• Problem statement:
Count up the lines below where the word "icon" shows up, and respond with the number alone.

• Dataset extract:
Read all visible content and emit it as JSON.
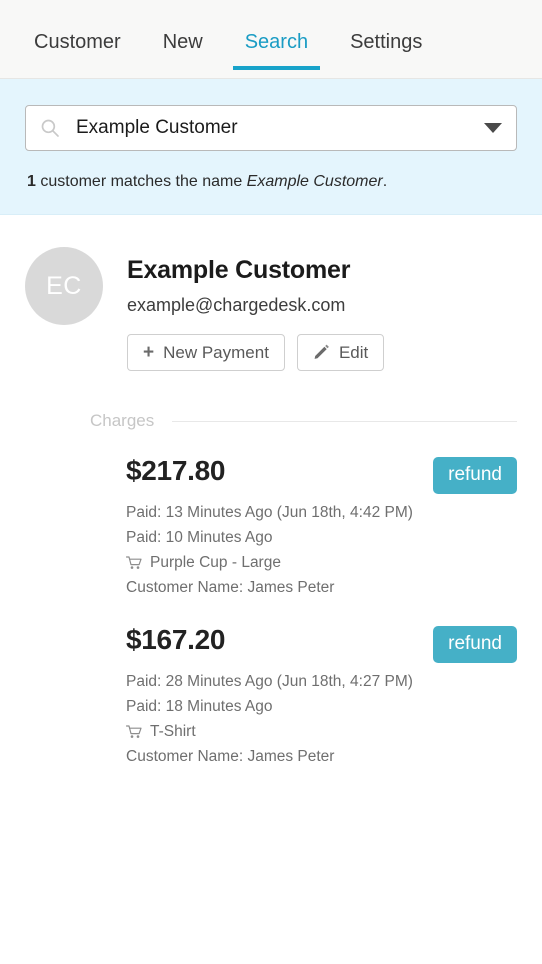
{
  "nav": {
    "tabs": [
      {
        "label": "Customer",
        "active": false
      },
      {
        "label": "New",
        "active": false
      },
      {
        "label": "Search",
        "active": true
      },
      {
        "label": "Settings",
        "active": false
      }
    ],
    "active_color": "#18a3ca",
    "inactive_color": "#3c3c3c"
  },
  "search": {
    "icon": "search-icon",
    "value": "Example Customer",
    "placeholder": "Search customers",
    "dropdown_icon": "chevron-down-icon",
    "panel_color": "#e4f5fd",
    "result_count": "1",
    "result_text_before": " customer matches the name ",
    "result_query": "Example Customer",
    "result_text_after": "."
  },
  "customer": {
    "avatar_initials": "EC",
    "avatar_color": "#d9d9d9",
    "name": "Example Customer",
    "email": "example@chargedesk.com",
    "actions": [
      {
        "label": "New Payment",
        "icon": "plus-icon"
      },
      {
        "label": "Edit",
        "icon": "pencil-icon"
      }
    ]
  },
  "charges_section": {
    "label": "Charges",
    "refund_color": "#45b0c7",
    "items": [
      {
        "amount": "$217.80",
        "refund_label": "refund",
        "paid_relative_full": "Paid: 13 Minutes Ago (Jun 18th, 4:42 PM)",
        "paid_relative": "Paid: 10 Minutes Ago",
        "product": "Purple Cup - Large",
        "product_icon": "cart-icon",
        "customer_name": "Customer Name: James Peter"
      },
      {
        "amount": "$167.20",
        "refund_label": "refund",
        "paid_relative_full": "Paid: 28 Minutes Ago (Jun 18th, 4:27 PM)",
        "paid_relative": "Paid: 18 Minutes Ago",
        "product": "T-Shirt",
        "product_icon": "cart-icon",
        "customer_name": "Customer Name: James Peter"
      }
    ]
  }
}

• Answer to this exercise:
6